[EXERCISE DIRECTIONS]
Using the data below, gather each line that includes the word "your".

Dataset rows for apps and sites
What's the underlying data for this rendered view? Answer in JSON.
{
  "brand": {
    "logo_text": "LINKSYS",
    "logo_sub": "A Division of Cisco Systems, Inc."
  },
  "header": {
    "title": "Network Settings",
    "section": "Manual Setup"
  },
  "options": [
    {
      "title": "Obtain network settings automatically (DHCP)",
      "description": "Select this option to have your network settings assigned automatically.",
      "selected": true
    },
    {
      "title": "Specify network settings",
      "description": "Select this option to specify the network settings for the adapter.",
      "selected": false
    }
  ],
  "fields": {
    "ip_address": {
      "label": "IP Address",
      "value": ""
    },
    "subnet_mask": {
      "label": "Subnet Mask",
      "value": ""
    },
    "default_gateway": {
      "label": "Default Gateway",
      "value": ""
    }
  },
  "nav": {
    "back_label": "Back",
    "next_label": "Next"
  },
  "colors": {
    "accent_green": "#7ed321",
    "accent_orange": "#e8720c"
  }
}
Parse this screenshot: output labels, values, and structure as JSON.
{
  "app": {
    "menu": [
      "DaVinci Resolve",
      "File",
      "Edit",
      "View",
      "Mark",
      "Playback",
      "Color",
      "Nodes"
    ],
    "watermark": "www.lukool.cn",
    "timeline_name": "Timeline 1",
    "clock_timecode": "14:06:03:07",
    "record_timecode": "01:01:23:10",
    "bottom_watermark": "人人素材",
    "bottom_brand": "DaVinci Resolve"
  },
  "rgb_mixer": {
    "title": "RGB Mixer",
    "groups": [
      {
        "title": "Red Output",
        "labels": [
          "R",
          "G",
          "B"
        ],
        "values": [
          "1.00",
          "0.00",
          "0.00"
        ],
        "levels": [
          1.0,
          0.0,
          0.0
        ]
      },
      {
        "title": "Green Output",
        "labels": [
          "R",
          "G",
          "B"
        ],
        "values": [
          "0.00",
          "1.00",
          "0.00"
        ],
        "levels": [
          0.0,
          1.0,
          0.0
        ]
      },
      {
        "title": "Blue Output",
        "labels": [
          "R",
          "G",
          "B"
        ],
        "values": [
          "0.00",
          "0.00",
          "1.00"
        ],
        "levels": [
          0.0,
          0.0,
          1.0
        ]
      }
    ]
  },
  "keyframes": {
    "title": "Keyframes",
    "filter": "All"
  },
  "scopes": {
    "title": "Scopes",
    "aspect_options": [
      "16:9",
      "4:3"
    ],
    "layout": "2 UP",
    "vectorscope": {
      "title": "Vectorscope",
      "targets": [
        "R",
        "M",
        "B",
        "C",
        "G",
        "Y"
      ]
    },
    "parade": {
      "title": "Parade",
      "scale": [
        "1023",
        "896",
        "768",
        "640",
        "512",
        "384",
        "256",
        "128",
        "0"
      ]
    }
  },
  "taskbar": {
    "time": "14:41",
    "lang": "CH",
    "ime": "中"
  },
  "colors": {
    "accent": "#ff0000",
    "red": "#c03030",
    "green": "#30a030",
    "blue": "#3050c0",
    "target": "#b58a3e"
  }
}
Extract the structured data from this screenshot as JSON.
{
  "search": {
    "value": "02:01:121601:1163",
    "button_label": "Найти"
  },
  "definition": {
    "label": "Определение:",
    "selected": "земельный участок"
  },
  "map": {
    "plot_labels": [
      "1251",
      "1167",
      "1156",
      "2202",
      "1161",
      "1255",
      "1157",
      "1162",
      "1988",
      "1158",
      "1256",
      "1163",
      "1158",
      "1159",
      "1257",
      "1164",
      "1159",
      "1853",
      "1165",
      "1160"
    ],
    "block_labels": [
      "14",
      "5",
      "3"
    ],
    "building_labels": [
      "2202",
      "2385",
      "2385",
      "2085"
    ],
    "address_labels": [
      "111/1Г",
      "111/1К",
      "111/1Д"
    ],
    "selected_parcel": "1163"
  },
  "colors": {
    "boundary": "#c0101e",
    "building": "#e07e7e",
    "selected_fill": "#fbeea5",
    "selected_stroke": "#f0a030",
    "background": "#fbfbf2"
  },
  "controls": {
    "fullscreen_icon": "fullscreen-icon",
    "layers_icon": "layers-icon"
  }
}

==

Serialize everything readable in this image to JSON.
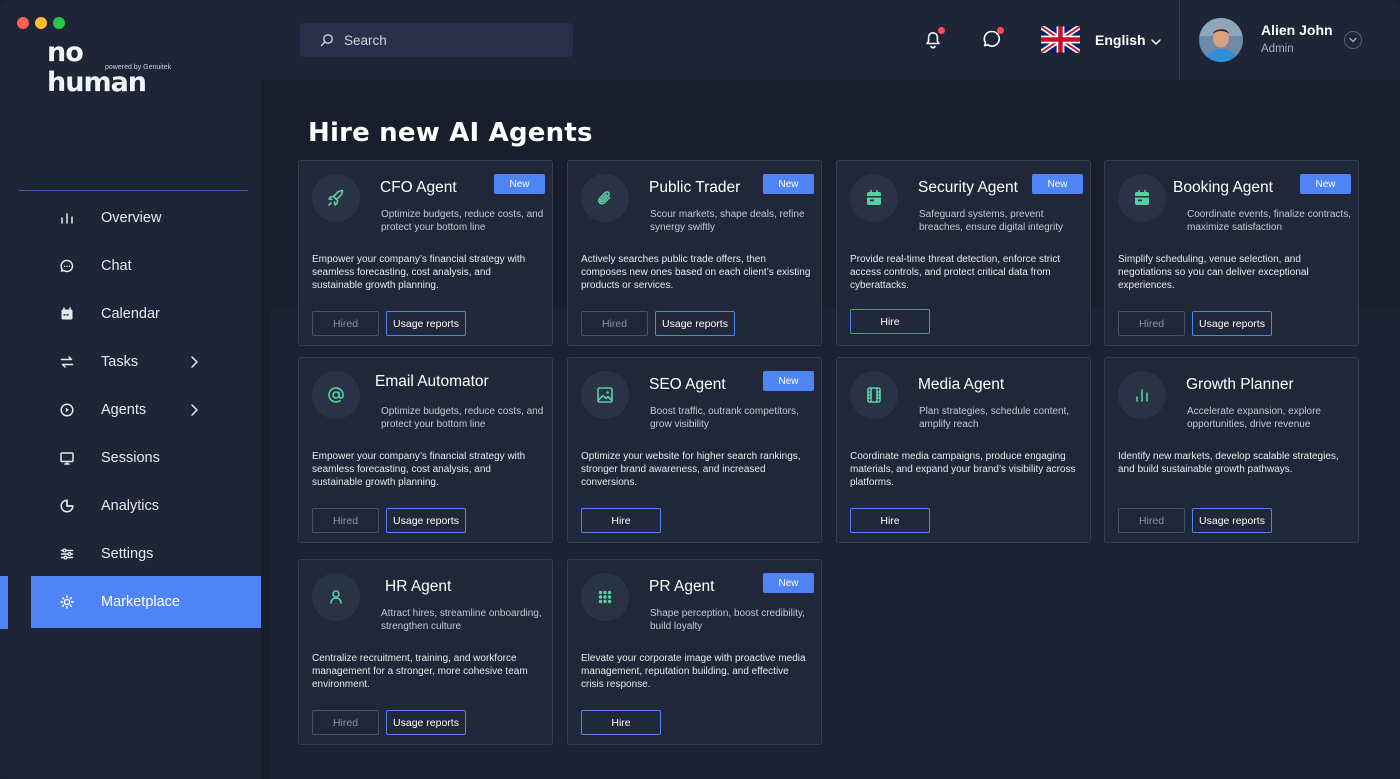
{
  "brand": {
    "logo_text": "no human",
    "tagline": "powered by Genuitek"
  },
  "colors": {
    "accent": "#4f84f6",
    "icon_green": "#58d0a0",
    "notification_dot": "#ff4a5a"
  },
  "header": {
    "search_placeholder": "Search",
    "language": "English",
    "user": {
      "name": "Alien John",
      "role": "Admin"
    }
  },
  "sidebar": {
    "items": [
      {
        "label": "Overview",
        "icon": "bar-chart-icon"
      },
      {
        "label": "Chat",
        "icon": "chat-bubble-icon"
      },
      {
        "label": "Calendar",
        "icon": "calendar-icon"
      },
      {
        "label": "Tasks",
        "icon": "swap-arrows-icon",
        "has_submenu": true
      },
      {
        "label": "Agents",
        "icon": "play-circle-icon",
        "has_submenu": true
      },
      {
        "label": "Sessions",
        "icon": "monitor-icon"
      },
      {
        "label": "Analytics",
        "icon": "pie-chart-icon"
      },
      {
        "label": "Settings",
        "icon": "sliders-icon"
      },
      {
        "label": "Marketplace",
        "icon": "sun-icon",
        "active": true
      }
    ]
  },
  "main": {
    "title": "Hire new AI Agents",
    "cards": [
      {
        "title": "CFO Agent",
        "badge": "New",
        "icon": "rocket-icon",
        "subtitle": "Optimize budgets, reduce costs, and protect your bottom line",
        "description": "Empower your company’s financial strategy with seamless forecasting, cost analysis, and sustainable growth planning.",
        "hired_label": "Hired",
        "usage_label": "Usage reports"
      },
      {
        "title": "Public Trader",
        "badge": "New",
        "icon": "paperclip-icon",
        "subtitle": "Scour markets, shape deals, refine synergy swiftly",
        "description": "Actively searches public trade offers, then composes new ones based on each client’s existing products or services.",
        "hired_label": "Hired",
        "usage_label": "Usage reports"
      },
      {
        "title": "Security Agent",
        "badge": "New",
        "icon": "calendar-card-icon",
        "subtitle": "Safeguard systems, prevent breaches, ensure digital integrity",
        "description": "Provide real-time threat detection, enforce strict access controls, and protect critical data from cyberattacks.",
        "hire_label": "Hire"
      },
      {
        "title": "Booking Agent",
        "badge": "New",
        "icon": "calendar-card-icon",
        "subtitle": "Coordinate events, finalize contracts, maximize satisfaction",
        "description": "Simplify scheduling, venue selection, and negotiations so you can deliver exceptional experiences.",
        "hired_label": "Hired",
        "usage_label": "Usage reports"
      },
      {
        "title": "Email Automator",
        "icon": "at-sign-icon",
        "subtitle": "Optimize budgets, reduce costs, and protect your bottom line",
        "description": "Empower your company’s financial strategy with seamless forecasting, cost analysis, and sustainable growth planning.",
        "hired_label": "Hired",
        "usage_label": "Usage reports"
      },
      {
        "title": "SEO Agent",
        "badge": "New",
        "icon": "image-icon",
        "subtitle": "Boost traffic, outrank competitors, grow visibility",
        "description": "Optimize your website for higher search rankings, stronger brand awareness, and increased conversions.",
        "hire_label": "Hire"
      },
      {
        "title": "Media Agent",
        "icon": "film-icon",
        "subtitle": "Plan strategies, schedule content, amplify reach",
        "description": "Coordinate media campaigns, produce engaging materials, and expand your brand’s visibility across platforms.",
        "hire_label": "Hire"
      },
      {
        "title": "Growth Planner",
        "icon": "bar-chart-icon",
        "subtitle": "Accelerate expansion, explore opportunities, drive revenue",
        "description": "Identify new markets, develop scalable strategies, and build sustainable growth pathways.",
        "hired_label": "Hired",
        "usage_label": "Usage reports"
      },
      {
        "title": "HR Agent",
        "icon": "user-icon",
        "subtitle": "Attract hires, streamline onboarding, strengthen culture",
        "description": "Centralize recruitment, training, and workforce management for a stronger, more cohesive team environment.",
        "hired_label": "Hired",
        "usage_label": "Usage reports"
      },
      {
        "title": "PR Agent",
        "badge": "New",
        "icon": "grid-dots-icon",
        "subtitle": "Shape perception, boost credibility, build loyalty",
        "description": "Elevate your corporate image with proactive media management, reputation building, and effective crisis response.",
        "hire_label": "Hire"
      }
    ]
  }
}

[PROBLEM SOLUTION]
      "description": "Select this option to have your network settings assigned automatically.",
        "subtitle": "Optimize budgets, reduce costs, and protect your bottom line",
        "description": "Empower your company’s financial strategy with seamless forecasting, cost analysis, and sustainable growth planning.",
        "subtitle": "Optimize budgets, reduce costs, and protect your bottom line",
        "description": "Empower your company’s financial strategy with seamless forecasting, cost analysis, and sustainable growth planning.",
        "description": "Optimize your website for higher search rankings, stronger brand awareness, and increased conversions.",
        "description": "Coordinate media campaigns, produce engaging materials, and expand your brand’s visibility across platforms.",
        "description": "Elevate your corporate image with proactive media management, reputation building, and effective crisis response.",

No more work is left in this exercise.